ART offers a number of advantages over LRT, including:
- Lower infrastructure costs
- Less disruption during construction
- More flexible routing
ART systems are also more scalable than LRT systems. This is because ART vehicles can use existing roads, while LRT systems require the construction of new rail tracks. This makes ART a good option for cities that are looking for a more affordable and less disruptive way to implement public transportation.
Would Trackless Trams (ART) be feasible for Sri Lanka?
Yes, ART is feasible for Sri Lanka. ART has a number of advantages that make it a good fit for developing countries, including:
- Lower infrastructure costs: ART does not require the construction of new rail tracks, which can be a major cost and disruption in urban areas. This makes ART a good option for cities in Sri Lanka that are on a tight budget.
- Less disruption during construction: ART vehicles can use existing roads, which means that there is less disruption to traffic and businesses during construction.
- More flexible routing: ART vehicles can be easily rerouted to avoid congestion or to serve new areas. This makes ART a good option for cities in Sri Lanka that are growing rapidly and need a flexible transportation system.
In addition to these advantages, ART is also a clean and environmentally friendly transportation option. ART vehicles produce zero emissions, which can help to improve air quality in Sri Lankan cities.
Of course, there are also some challenges that need to be addressed before ART can be widely deployed in Sri Lanka. One challenge is that ART is a relatively new technology, and there are not many ART systems in operation around the world. This means that there is a limited pool of experienced ART operators and technicians.
Another challenge is that Sri Lanka’s roads are not always in good condition. ART vehicles are heavier than traditional buses, so they may require road reinforcement in some areas.
Despite these challenges, I believe that ART has the potential to be a viable transportation option for Sri Lanka.
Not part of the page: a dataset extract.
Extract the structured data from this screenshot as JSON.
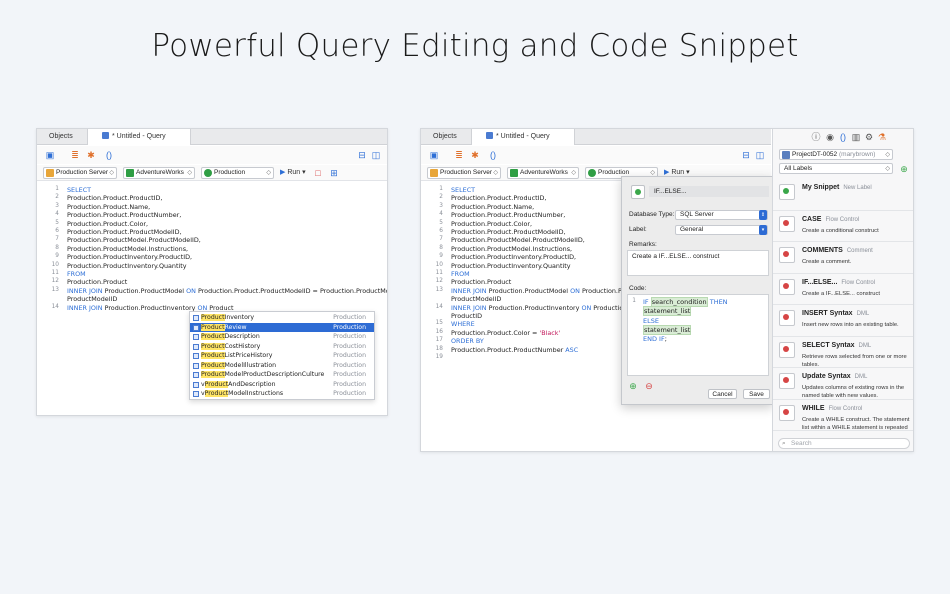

ART is a more affordable, less disruptive, and more flexible alternative to LRT, and it can help to improve air quality in Sri Lankan cities.
Here are some specific ways that ART could be implemented in Sri Lanka:
- ART could be used to connect Colombo’s suburbs to the city center. This would help to reduce traffic congestion and improve commuting times for thousands of people.
- ART could be used to create new tourist routes in Sri Lanka. For example, an ART system could be built to connect Katunayaka to Colombo. This would make it easier for tourists get the main transportation hubs like Kottawa (Makumbura Multi-Modal Transport Hub).
- ART could be used to provide transportation services in other city areas of Sri Lanka. This would help to improve access to education and healthcare for people in rural communities as well.
Overall, I believe that ART has the potential to make a significant positive impact on transportation in Sri Lanka.
ART is a new and innovative public transportation technology that has the potential to revolutionize urban transport. ART systems are more affordable and less disruptive to construct than LRT systems, and they offer more flexible routing. ART is a good option for cities that are looking for a new way to improve public transportation for their residents.